Nanotechnology friendly E-mail this article
Posted: April 20, 2007
Nanotechnology pesticide filter debuts in India
(Nanowerk News) A domestic water filter that uses metal nanoparticles to
remove dissolved pesticide residues is about to enter the Indian market. Its
developers at the Indian Institute of Technology (IIT) in Chennai (formerly
Madras) believe it is the first product of its kind in the world to be
Mumbai-based Eureka Forbes Limited, a company that sells water purification
systems, is collaborating with IIT and has tested the device in the field
for over six months. Jayachandra Reddy, a technical consultant to the
company, expects the first 1000 units to be sold door-to-door from late May.
The pesticide-zapping filter (Image: Thalappil Pradeep)
'Our pesticide filter is an offshoot of basic research on the chemistry of
nanoparticles,' Thalappil Pradeep who led the team at IIT Chennai told
Chemistry World. He and his student Sreekumaran Nair discovered in 2003 that
halocarbons such as carbon tetrachloride (CCl4) completely break down into
metal halides and amorphous carbon upon reaction with gold and silver
nanoparticles ("Halocarbon mineralization and catalytic destruction by metal
nanoparticles"; pdf download 136 KB).
Pradeep said this prompted them to extend their study to include
organochlorine and organophosphorous pesticides, whose presence in water is
posing a health risk in rural India. In research funded by the Department of
Science and Technology in New Delhi, his team found ("Detection and
extraction of endosulfan by metal nanoparticles" and "Extraction of
Chlorpyrifos and Malathion from Water by Metal Nanoparticles" (in: J.
Nanosci. Nanotechnol. 7, 1871–1877 (2007) – not yet published)) that gold
and silver nanoparticles loaded on alumina were indeed able to completely
remove endosulfan, malathion and chlorpyrifos - three pesticides often found

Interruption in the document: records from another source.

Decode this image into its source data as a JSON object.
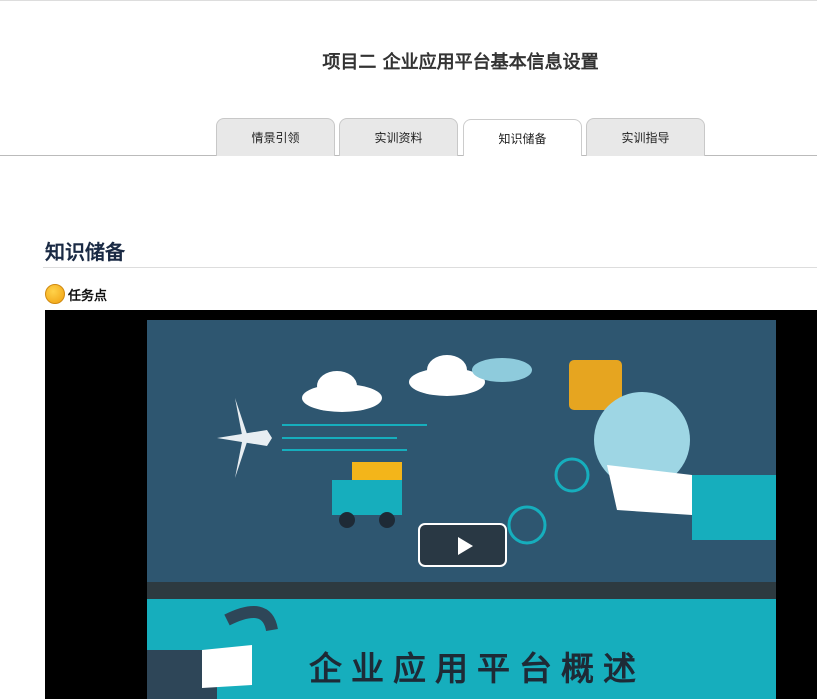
{
  "page_title": "项目二 企业应用平台基本信息设置",
  "tabs": [
    {
      "label": "情景引领",
      "active": false
    },
    {
      "label": "实训资料",
      "active": false
    },
    {
      "label": "知识储备",
      "active": true
    },
    {
      "label": "实训指导",
      "active": false
    }
  ],
  "section_heading": "知识储备",
  "task_label": "任务点",
  "video": {
    "title": "企业应用平台概述"
  },
  "colors": {
    "video_top": "#2e5670",
    "video_bottom": "#16aebd",
    "task_dot": "#f5b020"
  }
}
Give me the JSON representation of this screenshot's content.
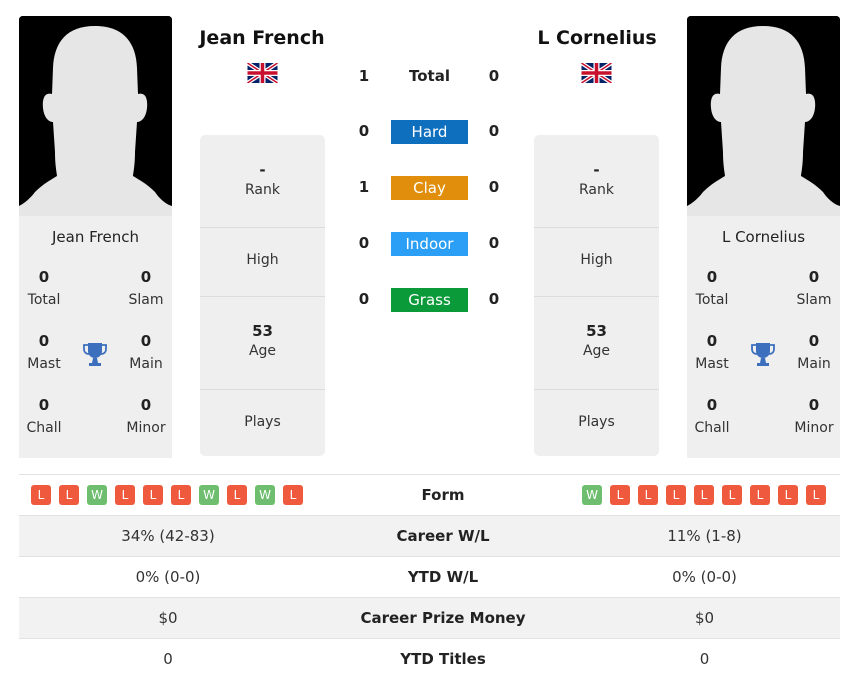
{
  "colors": {
    "hard": "#0e6fbf",
    "clay": "#e08e0b",
    "indoor": "#2b9ff5",
    "grass": "#0b9a3a",
    "loss": "#ef5a3f",
    "win": "#6fbe6f",
    "trophy": "#3d6fbf"
  },
  "player_left": {
    "name": "Jean French",
    "country_flag": "uk-flag-icon",
    "titles": {
      "total": {
        "value": "0",
        "label": "Total"
      },
      "slam": {
        "value": "0",
        "label": "Slam"
      },
      "mast": {
        "value": "0",
        "label": "Mast"
      },
      "main": {
        "value": "0",
        "label": "Main"
      },
      "chall": {
        "value": "0",
        "label": "Chall"
      },
      "minor": {
        "value": "0",
        "label": "Minor"
      }
    },
    "info": {
      "rank": {
        "value": "-",
        "label": "Rank"
      },
      "high": {
        "value": "",
        "label": "High"
      },
      "age": {
        "value": "53",
        "label": "Age"
      },
      "plays": {
        "value": "",
        "label": "Plays"
      }
    },
    "form": [
      "L",
      "L",
      "W",
      "L",
      "L",
      "L",
      "W",
      "L",
      "W",
      "L"
    ]
  },
  "player_right": {
    "name": "L Cornelius",
    "country_flag": "uk-flag-icon",
    "titles": {
      "total": {
        "value": "0",
        "label": "Total"
      },
      "slam": {
        "value": "0",
        "label": "Slam"
      },
      "mast": {
        "value": "0",
        "label": "Mast"
      },
      "main": {
        "value": "0",
        "label": "Main"
      },
      "chall": {
        "value": "0",
        "label": "Chall"
      },
      "minor": {
        "value": "0",
        "label": "Minor"
      }
    },
    "info": {
      "rank": {
        "value": "-",
        "label": "Rank"
      },
      "high": {
        "value": "",
        "label": "High"
      },
      "age": {
        "value": "53",
        "label": "Age"
      },
      "plays": {
        "value": "",
        "label": "Plays"
      }
    },
    "form": [
      "W",
      "L",
      "L",
      "L",
      "L",
      "L",
      "L",
      "L",
      "L"
    ]
  },
  "h2h": {
    "total": {
      "label": "Total",
      "left": "1",
      "right": "0"
    },
    "surfaces": [
      {
        "key": "hard",
        "label": "Hard",
        "left": "0",
        "right": "0"
      },
      {
        "key": "clay",
        "label": "Clay",
        "left": "1",
        "right": "0"
      },
      {
        "key": "indoor",
        "label": "Indoor",
        "left": "0",
        "right": "0"
      },
      {
        "key": "grass",
        "label": "Grass",
        "left": "0",
        "right": "0"
      }
    ]
  },
  "stats": {
    "form_label": "Form",
    "rows": [
      {
        "label": "Career W/L",
        "left": "34% (42-83)",
        "right": "11% (1-8)"
      },
      {
        "label": "YTD W/L",
        "left": "0% (0-0)",
        "right": "0% (0-0)"
      },
      {
        "label": "Career Prize Money",
        "left": "$0",
        "right": "$0"
      },
      {
        "label": "YTD Titles",
        "left": "0",
        "right": "0"
      }
    ]
  }
}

at elevated levels in Indian water supplies.
Use and recycle
The mechanism of removal is 'adsorption followed by catalytic destruction',
Pradeep explained. 'The chemistry occurs in a wide concentration range of
environmental significance.' He added that tests proved silver particles
from the filter are not released into the water. The IIT study found that
gold particles perform better in the case of endosulfan. However, for cost
reasons, the commercialised filters use only silver particles, which range
in size from 60 to 80 nanometres at a concentration (on their alumina
support) of 33 parts per million.
'Based on consumption patterns of a typical Indian household, the filter is
designed to have enough nanomaterials to provide 6000 litres of
pesticide-free water for one year,' Pradeep said. 'After that, the company
will recycle the filters to recover the silver.'
Use of nanoparticles for environmental remediation is an emerging area of
research worldwide. Nanoscale iron powders had been shown to degrade other
pesticides, including DDT and lindane ("Nanoporous zero-valent iron"), 'and
there are reports about the use of nanomaterials for removing arsenic, heavy
metals and fluorides,' said Pradeep. 'But ours is the first product to hit
the market,' he said.
Murali Sastry, chief scientist of TATA Chemicals Innovation Centre in Pune -
India's first nanotechnology research centre in the private sector - agrees.
'What Pradeep has done is definitely novel,' Sastry told Chemistry World. 'I
am not aware of any similar product in the market.'
Eureka already markets a water purifier that combines a sedimentation
chamber with activated carbon filters and UV irradiation, and costs around
Rs8500 (approx. $200). Reddy estimated that adding the x-centimetre-long
nanosilver cartridge (see image) to remove pesticides will increase the
price by 15 per cent, but silver recycling (in an environmentally-friendly
manner, stressed Pradeep) should help to reduce that cost.
Vijayamohanan Pillai, a nanomaterials expert at the National Chemical
Laboratory in Pune, pointed out that it is very rare for an Indian company
to exploit a home-grown nanotechnology. 'Most big companies in India look
abroad for collaboration,' he said. One problem is that scaling up
nanoparticle production is difficult. But Pradeep said his team had taken
three years to attack this problem, and 'Eureka Forbes can now make four
tonnes of silver nanoparticles a month.'
Source: Chemistry World (Killugudi Jayaraman)